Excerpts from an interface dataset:

BEGIN

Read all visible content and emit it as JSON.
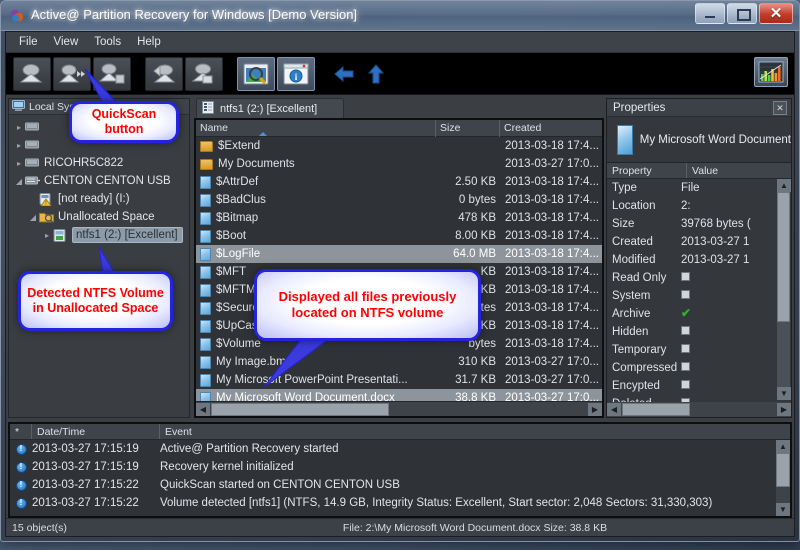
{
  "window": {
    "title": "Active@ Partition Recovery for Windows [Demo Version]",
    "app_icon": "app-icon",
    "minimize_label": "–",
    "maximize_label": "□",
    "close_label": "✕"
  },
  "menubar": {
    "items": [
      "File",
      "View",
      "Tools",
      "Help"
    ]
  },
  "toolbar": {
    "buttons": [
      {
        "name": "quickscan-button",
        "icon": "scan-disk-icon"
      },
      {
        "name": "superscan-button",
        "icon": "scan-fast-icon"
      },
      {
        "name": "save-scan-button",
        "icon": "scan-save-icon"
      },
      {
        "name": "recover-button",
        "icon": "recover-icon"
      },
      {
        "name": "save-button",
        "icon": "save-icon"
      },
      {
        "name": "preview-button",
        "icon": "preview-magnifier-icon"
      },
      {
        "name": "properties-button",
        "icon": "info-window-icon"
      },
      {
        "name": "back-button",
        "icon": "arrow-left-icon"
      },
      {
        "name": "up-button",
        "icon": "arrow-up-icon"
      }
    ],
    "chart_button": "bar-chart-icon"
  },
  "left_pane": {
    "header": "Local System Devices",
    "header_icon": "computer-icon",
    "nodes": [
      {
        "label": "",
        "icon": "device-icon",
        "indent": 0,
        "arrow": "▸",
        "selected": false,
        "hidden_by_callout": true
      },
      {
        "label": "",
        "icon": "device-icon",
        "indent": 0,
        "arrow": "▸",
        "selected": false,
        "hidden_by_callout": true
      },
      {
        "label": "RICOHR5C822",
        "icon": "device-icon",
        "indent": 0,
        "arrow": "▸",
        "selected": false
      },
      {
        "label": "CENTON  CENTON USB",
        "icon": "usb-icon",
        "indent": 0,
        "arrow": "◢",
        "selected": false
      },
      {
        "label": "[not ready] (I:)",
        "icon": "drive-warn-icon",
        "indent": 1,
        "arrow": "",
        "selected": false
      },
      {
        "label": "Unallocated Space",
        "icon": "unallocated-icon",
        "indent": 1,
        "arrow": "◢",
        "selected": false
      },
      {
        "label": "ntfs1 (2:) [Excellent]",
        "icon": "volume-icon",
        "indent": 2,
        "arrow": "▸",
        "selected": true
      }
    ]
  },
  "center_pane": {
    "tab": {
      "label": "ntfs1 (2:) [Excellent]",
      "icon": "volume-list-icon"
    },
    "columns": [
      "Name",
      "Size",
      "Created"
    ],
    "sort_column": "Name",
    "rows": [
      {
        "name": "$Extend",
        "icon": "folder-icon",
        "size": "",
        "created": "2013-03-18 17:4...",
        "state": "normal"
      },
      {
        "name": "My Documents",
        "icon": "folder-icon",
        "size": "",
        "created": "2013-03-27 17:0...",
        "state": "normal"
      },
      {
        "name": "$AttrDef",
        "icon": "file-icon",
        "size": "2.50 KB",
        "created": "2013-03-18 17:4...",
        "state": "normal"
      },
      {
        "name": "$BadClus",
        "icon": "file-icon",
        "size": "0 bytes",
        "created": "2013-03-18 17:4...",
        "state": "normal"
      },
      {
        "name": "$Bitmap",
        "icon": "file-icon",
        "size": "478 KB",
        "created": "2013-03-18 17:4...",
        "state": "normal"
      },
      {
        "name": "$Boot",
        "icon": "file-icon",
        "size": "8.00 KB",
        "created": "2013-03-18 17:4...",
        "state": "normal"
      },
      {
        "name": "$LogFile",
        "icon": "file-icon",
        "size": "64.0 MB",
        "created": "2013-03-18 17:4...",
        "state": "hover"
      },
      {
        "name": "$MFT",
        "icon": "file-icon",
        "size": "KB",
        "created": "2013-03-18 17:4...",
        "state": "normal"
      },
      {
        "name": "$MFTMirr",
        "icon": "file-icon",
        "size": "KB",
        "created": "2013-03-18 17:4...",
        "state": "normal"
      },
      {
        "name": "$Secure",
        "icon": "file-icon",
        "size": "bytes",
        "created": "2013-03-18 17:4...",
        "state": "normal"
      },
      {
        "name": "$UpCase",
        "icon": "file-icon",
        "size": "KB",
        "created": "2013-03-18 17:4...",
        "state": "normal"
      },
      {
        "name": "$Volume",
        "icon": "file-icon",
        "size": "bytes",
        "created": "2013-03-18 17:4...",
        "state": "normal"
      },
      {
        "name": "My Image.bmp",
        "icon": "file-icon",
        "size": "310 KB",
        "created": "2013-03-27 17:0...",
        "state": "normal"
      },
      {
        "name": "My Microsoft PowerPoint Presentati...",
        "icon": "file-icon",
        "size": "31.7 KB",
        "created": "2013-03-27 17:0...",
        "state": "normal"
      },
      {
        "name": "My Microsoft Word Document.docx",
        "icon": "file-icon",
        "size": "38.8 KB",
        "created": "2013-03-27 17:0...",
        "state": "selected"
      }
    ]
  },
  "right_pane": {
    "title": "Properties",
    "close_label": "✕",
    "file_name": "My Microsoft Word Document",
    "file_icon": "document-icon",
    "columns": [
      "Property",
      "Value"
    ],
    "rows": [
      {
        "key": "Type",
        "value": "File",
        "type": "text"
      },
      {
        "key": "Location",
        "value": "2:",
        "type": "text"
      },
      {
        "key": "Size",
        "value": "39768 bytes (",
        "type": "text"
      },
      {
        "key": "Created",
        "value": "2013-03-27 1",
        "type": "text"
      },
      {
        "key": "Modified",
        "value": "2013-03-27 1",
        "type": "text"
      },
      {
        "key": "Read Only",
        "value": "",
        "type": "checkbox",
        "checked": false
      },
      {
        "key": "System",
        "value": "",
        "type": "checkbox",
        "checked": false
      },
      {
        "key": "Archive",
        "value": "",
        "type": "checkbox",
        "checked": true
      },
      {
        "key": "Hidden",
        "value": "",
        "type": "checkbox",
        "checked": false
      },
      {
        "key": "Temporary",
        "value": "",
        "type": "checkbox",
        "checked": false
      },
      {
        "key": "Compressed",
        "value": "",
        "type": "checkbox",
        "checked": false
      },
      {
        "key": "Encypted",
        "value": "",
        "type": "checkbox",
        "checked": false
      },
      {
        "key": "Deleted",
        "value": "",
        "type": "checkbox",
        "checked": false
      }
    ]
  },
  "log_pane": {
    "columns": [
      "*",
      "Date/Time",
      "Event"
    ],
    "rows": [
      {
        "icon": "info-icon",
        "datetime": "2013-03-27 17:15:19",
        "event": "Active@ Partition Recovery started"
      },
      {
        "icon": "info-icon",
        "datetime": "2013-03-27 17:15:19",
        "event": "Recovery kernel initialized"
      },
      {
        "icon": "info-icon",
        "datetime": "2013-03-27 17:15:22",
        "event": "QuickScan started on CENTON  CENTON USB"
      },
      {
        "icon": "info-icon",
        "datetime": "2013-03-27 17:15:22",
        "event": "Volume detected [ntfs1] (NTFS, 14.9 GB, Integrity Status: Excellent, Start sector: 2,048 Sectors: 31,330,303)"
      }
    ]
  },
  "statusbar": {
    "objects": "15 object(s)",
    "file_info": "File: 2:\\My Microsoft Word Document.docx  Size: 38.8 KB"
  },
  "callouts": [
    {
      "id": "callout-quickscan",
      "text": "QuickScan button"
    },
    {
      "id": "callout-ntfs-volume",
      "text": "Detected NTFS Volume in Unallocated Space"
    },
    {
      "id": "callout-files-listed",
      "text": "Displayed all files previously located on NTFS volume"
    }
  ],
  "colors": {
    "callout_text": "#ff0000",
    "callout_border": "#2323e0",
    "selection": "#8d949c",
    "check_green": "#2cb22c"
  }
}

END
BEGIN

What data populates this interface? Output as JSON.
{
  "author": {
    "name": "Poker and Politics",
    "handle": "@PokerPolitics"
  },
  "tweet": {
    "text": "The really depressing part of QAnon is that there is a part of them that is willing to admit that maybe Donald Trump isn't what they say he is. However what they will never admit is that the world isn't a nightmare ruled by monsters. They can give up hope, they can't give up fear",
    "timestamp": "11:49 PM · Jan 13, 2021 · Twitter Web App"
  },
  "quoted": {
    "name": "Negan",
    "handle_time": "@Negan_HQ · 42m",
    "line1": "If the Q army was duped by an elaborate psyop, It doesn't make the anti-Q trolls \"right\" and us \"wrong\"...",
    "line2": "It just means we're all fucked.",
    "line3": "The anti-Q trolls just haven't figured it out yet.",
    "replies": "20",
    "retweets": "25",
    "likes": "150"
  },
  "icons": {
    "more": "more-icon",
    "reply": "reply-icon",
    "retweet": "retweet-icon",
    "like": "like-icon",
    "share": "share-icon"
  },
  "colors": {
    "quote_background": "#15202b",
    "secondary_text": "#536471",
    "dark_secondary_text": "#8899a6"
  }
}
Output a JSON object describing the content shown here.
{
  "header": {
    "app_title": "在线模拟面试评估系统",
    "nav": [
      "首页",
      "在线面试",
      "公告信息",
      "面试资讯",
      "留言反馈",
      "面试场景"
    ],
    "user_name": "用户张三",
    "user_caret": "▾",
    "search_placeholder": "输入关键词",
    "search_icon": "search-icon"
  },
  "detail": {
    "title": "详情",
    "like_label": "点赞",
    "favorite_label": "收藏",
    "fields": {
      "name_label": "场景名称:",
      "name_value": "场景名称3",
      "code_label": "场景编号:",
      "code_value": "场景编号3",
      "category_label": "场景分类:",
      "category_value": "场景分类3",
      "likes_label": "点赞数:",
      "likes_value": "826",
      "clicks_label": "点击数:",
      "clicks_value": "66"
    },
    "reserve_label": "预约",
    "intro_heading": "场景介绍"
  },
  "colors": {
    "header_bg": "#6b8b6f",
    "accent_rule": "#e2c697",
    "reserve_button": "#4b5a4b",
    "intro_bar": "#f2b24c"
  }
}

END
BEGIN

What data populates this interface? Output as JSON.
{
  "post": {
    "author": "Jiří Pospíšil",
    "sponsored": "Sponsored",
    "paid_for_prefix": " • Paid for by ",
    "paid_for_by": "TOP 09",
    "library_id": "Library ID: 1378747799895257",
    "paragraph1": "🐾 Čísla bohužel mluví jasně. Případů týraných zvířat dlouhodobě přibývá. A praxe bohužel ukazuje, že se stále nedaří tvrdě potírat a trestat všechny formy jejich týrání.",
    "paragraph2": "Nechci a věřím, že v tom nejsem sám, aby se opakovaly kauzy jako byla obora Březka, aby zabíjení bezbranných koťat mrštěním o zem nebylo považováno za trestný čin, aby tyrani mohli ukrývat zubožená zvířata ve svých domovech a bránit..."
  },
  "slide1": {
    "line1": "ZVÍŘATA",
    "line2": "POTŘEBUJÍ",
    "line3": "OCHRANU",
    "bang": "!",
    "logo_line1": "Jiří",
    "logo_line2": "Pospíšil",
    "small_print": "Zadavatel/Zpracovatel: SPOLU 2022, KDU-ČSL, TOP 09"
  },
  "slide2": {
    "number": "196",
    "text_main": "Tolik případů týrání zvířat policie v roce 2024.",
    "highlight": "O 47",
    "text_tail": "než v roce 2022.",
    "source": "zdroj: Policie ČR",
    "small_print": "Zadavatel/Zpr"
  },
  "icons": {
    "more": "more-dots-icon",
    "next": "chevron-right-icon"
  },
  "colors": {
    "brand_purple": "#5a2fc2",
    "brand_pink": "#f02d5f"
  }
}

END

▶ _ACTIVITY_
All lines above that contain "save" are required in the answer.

▶ _FINISHED EXERCISE_
        "name": "save-scan-button",
        "icon": "scan-save-icon"
        "name": "save-button",
        "icon": "save-icon"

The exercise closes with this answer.